Over the last forty years or so, children have been gradually shifting from parental home care, to nursery school or other types of day care. The percentage of mothers with children under the age of 6, and working full time jobs outside of the home, increased from 12% in 1947, to over 70% as of today. About 15-20% of these children are actually in two or more different forms of day care throughout the week. Due to the high employment turnover and the low pay offered to day care providers, the average nursery or after school day care center in the United States is arguably mediocre at best; although there are certainly exceptions to this statement.
It has been shown by researchers that average and below average child care puts a child at risk for developmental delays or impairments in language abilities, cognitive development, as well as lower ratings on a scale of emotional and social wellbeing; those in non-parental care for more than thirty hours a week are also at an increased risk for stress-related behavioral problems later on in life. Children with families living in poverty are more likely to be receiving poorer-quality care than affluent families who can afford higher-quality nursery schools.
Children are at an even greater risk when there are multiple-child care arrangements over the course of the week; the “juggling” between day-care centers, relatives, neighbors, and babysitters increases antisocial behaviors while decreasing the development of prosocial behaviors. Girls with difficult temperaments who are considered high maintenance, may be at a greater risk for being affected negatively due to the “juggling”.
Not surprisingly, nursery and day-care workers report aggression and disruptive behavior to be the greatest challenge when dealing with the children; research has shown that aggressive tendencies as a toddler predict aggressive behavior later on in the child’s life. Further compounding the problem, evidence a correlation between merely being exposed to aggressive behavior in childhood, and an increased risk of juvenile delinquency and antisocial behavior in adulthood.
Attending a poor quality day care and other various child-care arrangements, along with peer rejection and an early life of poverty, all contribute to the development of an adult criminal mindset. The next post will be a discussion of parental and familial risk factors.
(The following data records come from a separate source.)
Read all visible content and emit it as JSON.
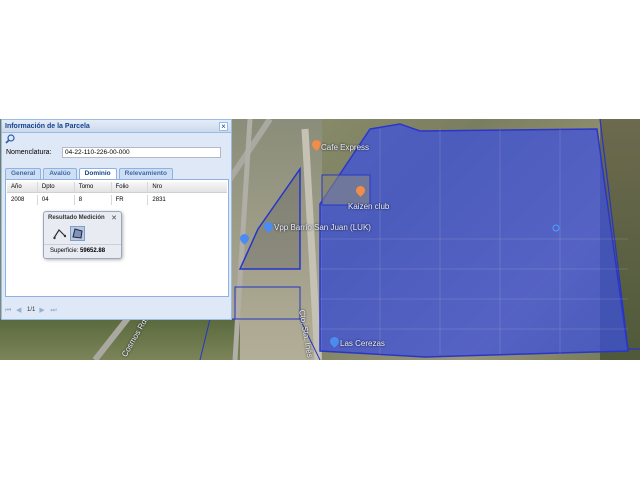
{
  "panel": {
    "title": "Información de la Parcela",
    "close_glyph": "×",
    "toolbar_icon": "zoom-icon",
    "nomenclatura_label": "Nomenclatura:",
    "nomenclatura_value": "04-22-110-226-00-000",
    "tabs": [
      {
        "label": "General",
        "active": false
      },
      {
        "label": "Avalúo",
        "active": false
      },
      {
        "label": "Dominio",
        "active": true
      },
      {
        "label": "Relevamiento",
        "active": false
      }
    ],
    "grid": {
      "columns": [
        "Año",
        "Dpto",
        "Tomo",
        "Folio",
        "Nro"
      ],
      "rows": [
        [
          "2008",
          "04",
          "8",
          "FR",
          "2831"
        ]
      ]
    },
    "pager": {
      "page": "1/1"
    }
  },
  "medicion": {
    "title": "Resultado Medición",
    "close_glyph": "✕",
    "superficie_label": "Superficie:",
    "superficie_value": "59652.88"
  },
  "map": {
    "labels": [
      "Cafe Express",
      "Kaizen club",
      "Vpp Barrio San Juan (LUK)",
      "Las Cerezas",
      "Cto. Sta. Inés",
      "Cosmos Rd."
    ],
    "parcel_fill": "#3a4fe0",
    "parcel_stroke": "#2b36c8"
  }
}
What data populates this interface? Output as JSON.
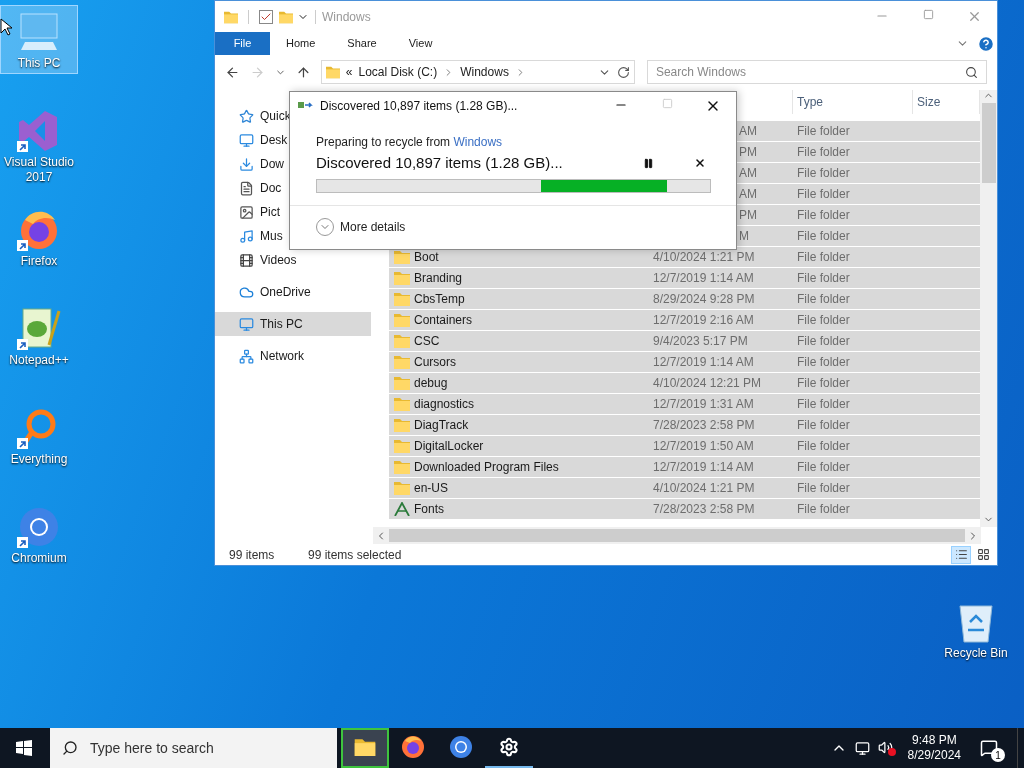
{
  "desktop": {
    "icons": [
      {
        "label": "This PC",
        "kind": "pc",
        "selected": true
      },
      {
        "label": "Visual Studio 2017",
        "kind": "vs",
        "selected": false
      },
      {
        "label": "Firefox",
        "kind": "firefox",
        "selected": false
      },
      {
        "label": "Notepad++",
        "kind": "notepad",
        "selected": false
      },
      {
        "label": "Everything",
        "kind": "everything",
        "selected": false
      },
      {
        "label": "Chromium",
        "kind": "chromium",
        "selected": false
      }
    ],
    "recycle_bin": {
      "label": "Recycle Bin"
    }
  },
  "explorer": {
    "title": "Windows",
    "ribbon_tabs": [
      {
        "label": "File",
        "selected": true
      },
      {
        "label": "Home",
        "selected": false
      },
      {
        "label": "Share",
        "selected": false
      },
      {
        "label": "View",
        "selected": false
      }
    ],
    "address": {
      "overflow": "«",
      "crumbs": [
        "Local Disk (C:)",
        "Windows"
      ]
    },
    "search": {
      "placeholder": "Search Windows"
    },
    "sidebar": {
      "sections": [
        {
          "items": [
            {
              "label": "Quick",
              "kind": "star",
              "selected": false
            },
            {
              "label": "Desk",
              "kind": "desktop",
              "selected": false
            },
            {
              "label": "Dow",
              "kind": "download",
              "selected": false
            },
            {
              "label": "Doc",
              "kind": "document",
              "selected": false
            },
            {
              "label": "Pict",
              "kind": "pictures",
              "selected": false
            },
            {
              "label": "Mus",
              "kind": "music",
              "selected": false
            },
            {
              "label": "Videos",
              "kind": "videos",
              "selected": false
            }
          ]
        },
        {
          "items": [
            {
              "label": "OneDrive",
              "kind": "cloud",
              "selected": false
            }
          ]
        },
        {
          "items": [
            {
              "label": "This PC",
              "kind": "pc",
              "selected": true
            }
          ]
        },
        {
          "items": [
            {
              "label": "Network",
              "kind": "network",
              "selected": false
            }
          ]
        }
      ]
    },
    "columns": [
      {
        "label": "Type"
      },
      {
        "label": "Size"
      }
    ],
    "rows": [
      {
        "date": "AM",
        "type": "File folder",
        "selected": true
      },
      {
        "date": "PM",
        "type": "File folder",
        "selected": true
      },
      {
        "date": "AM",
        "type": "File folder",
        "selected": true
      },
      {
        "date": "AM",
        "type": "File folder",
        "selected": true
      },
      {
        "date": "PM",
        "type": "File folder",
        "selected": true
      },
      {
        "date": "M",
        "type": "File folder",
        "selected": true
      },
      {
        "name": "Boot",
        "kind": "folder",
        "date": "4/10/2024 1:21 PM",
        "type": "File folder",
        "selected": true
      },
      {
        "name": "Branding",
        "kind": "folder",
        "date": "12/7/2019 1:14 AM",
        "type": "File folder",
        "selected": true
      },
      {
        "name": "CbsTemp",
        "kind": "folder",
        "date": "8/29/2024 9:28 PM",
        "type": "File folder",
        "selected": true
      },
      {
        "name": "Containers",
        "kind": "folder",
        "date": "12/7/2019 2:16 AM",
        "type": "File folder",
        "selected": true
      },
      {
        "name": "CSC",
        "kind": "folder",
        "date": "9/4/2023 5:17 PM",
        "type": "File folder",
        "selected": true
      },
      {
        "name": "Cursors",
        "kind": "folder",
        "date": "12/7/2019 1:14 AM",
        "type": "File folder",
        "selected": true
      },
      {
        "name": "debug",
        "kind": "folder",
        "date": "4/10/2024 12:21 PM",
        "type": "File folder",
        "selected": true
      },
      {
        "name": "diagnostics",
        "kind": "folder",
        "date": "12/7/2019 1:31 AM",
        "type": "File folder",
        "selected": true
      },
      {
        "name": "DiagTrack",
        "kind": "folder",
        "date": "7/28/2023 2:58 PM",
        "type": "File folder",
        "selected": true
      },
      {
        "name": "DigitalLocker",
        "kind": "folder",
        "date": "12/7/2019 1:50 AM",
        "type": "File folder",
        "selected": true
      },
      {
        "name": "Downloaded Program Files",
        "kind": "folder",
        "date": "12/7/2019 1:14 AM",
        "type": "File folder",
        "selected": true
      },
      {
        "name": "en-US",
        "kind": "folder",
        "date": "4/10/2024 1:21 PM",
        "type": "File folder",
        "selected": true
      },
      {
        "name": "Fonts",
        "kind": "fonts",
        "date": "7/28/2023 2:58 PM",
        "type": "File folder",
        "selected": true
      }
    ],
    "status": {
      "count": "99 items",
      "selection": "99 items selected"
    },
    "views": [
      {
        "kind": "details",
        "selected": true
      },
      {
        "kind": "large",
        "selected": false
      }
    ]
  },
  "dialog": {
    "title": "Discovered 10,897 items (1.28 GB)...",
    "prefix": "Preparing to recycle from",
    "source": "Windows",
    "status": "Discovered 10,897 items (1.28 GB)...",
    "progress": {
      "kind": "marquee"
    },
    "more": {
      "label": "More details",
      "expanded": false
    }
  },
  "taskbar": {
    "search": {
      "placeholder": "Type here to search"
    },
    "apps": [
      {
        "kind": "explorer",
        "selected": true,
        "running": true
      },
      {
        "kind": "firefox",
        "selected": false,
        "running": false
      },
      {
        "kind": "chromium",
        "selected": false,
        "running": false
      },
      {
        "kind": "settings",
        "selected": false,
        "running": true
      }
    ],
    "volume": {
      "muted": true
    },
    "time": "9:48 PM",
    "date": "8/29/2024",
    "notifications": "1"
  }
}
A nurturing family environment with adequate parental guidance is arguably one of the most influential components in preventing antisocial behavior in adolescence.